▶ **Task item**
Your copy should match the records exactly, apart from the pictures, which stay out.

=== Input data ===

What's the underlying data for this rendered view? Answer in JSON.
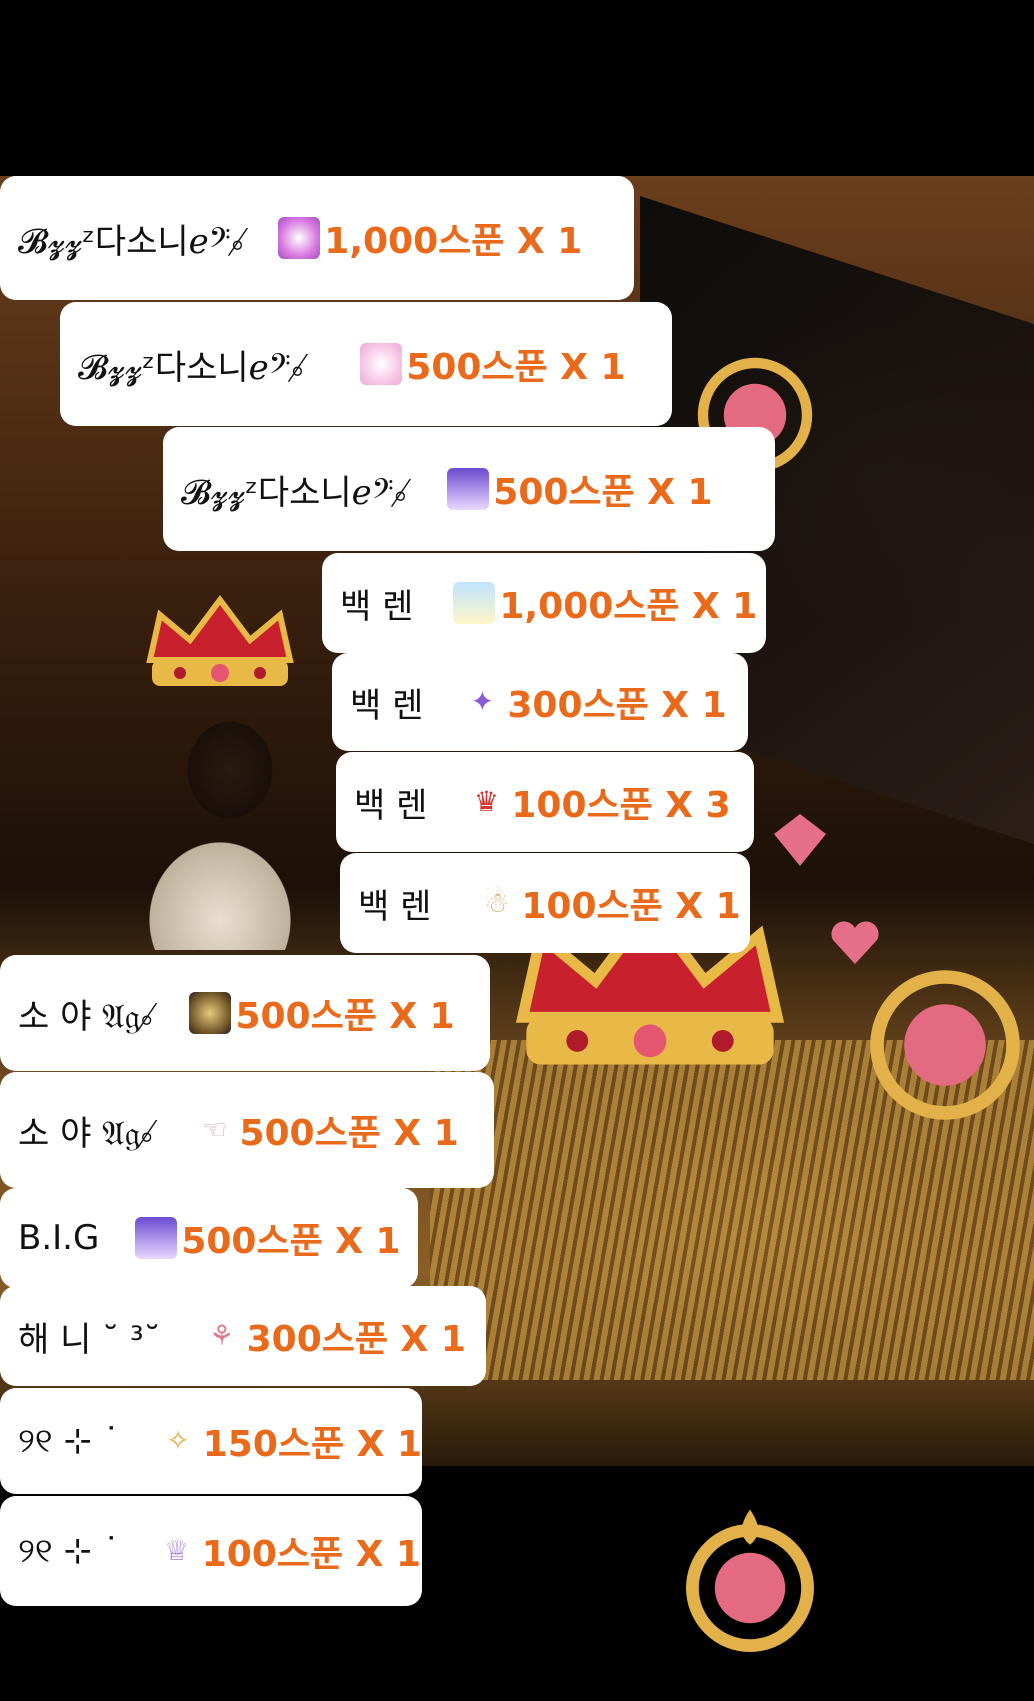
{
  "gifts": [
    {
      "name": "𝓑𝔃𝔃ᶻ다소니ℯ𝄢⸰̸",
      "icon": "sparkle-gift-icon",
      "amount": "1,000스푼 X 1"
    },
    {
      "name": "𝓑𝔃𝔃ᶻ다소니ℯ𝄢⸰̸",
      "icon": "petal-gift-icon",
      "amount": "500스푼 X 1"
    },
    {
      "name": "𝓑𝔃𝔃ᶻ다소니ℯ𝄢⸰̸",
      "icon": "purple-sparkle-gift-icon",
      "amount": "500스푼 X 1"
    },
    {
      "name": "백 렌",
      "icon": "sky-gift-icon",
      "amount": "1,000스푼 X 1"
    },
    {
      "name": "백 렌",
      "icon": "wand-gift-icon",
      "amount": "300스푼 X 1"
    },
    {
      "name": "백 렌",
      "icon": "crown-gift-icon",
      "amount": "100스푼 X 3"
    },
    {
      "name": "백 렌",
      "icon": "figure-gift-icon",
      "amount": "100스푼 X 1"
    },
    {
      "name": "소 야 𝔄𝔤⸰̸",
      "icon": "pan-gift-icon",
      "amount": "500스푼 X 1"
    },
    {
      "name": "소 야 𝔄𝔤⸰̸",
      "icon": "hand-gift-icon",
      "amount": "500스푼 X 1"
    },
    {
      "name": "B.I.G",
      "icon": "purple-sparkle-gift-icon",
      "amount": "500스푼 X 1"
    },
    {
      "name": "해 니 ˘ ³˘",
      "icon": "bicycle-gift-icon",
      "amount": "300스푼 X 1"
    },
    {
      "name": "୨୧ ⊹ ˙",
      "icon": "confetti-gift-icon",
      "amount": "150스푼 X 1"
    },
    {
      "name": "୨୧ ⊹ ˙",
      "icon": "tiara-gift-icon",
      "amount": "100스푼 X 1"
    }
  ],
  "colors": {
    "amount": "#ea6a1b",
    "name": "#111111",
    "row_background": "#ffffff"
  }
}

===

▶ **Task output**
What's the underlying data for this rendered view? Answer in JSON.
{
  "gifts": [
    {
      "name": "𝓑𝔃𝔃ᶻ다소니ℯ𝄢⸰̸",
      "icon": "sparkle-gift-icon",
      "amount": "1,000스푼 X 1"
    },
    {
      "name": "𝓑𝔃𝔃ᶻ다소니ℯ𝄢⸰̸",
      "icon": "petal-gift-icon",
      "amount": "500스푼 X 1"
    },
    {
      "name": "𝓑𝔃𝔃ᶻ다소니ℯ𝄢⸰̸",
      "icon": "purple-sparkle-gift-icon",
      "amount": "500스푼 X 1"
    },
    {
      "name": "백 렌",
      "icon": "sky-gift-icon",
      "amount": "1,000스푼 X 1"
    },
    {
      "name": "백 렌",
      "icon": "wand-gift-icon",
      "amount": "300스푼 X 1"
    },
    {
      "name": "백 렌",
      "icon": "crown-gift-icon",
      "amount": "100스푼 X 3"
    },
    {
      "name": "백 렌",
      "icon": "figure-gift-icon",
      "amount": "100스푼 X 1"
    },
    {
      "name": "소 야 𝔄𝔤⸰̸",
      "icon": "pan-gift-icon",
      "amount": "500스푼 X 1"
    },
    {
      "name": "소 야 𝔄𝔤⸰̸",
      "icon": "hand-gift-icon",
      "amount": "500스푼 X 1"
    },
    {
      "name": "B.I.G",
      "icon": "purple-sparkle-gift-icon",
      "amount": "500스푼 X 1"
    },
    {
      "name": "해 니 ˘ ³˘",
      "icon": "bicycle-gift-icon",
      "amount": "300스푼 X 1"
    },
    {
      "name": "୨୧ ⊹ ˙",
      "icon": "confetti-gift-icon",
      "amount": "150스푼 X 1"
    },
    {
      "name": "୨୧ ⊹ ˙",
      "icon": "tiara-gift-icon",
      "amount": "100스푼 X 1"
    }
  ],
  "colors": {
    "amount": "#ea6a1b",
    "name": "#111111",
    "row_background": "#ffffff"
  }
}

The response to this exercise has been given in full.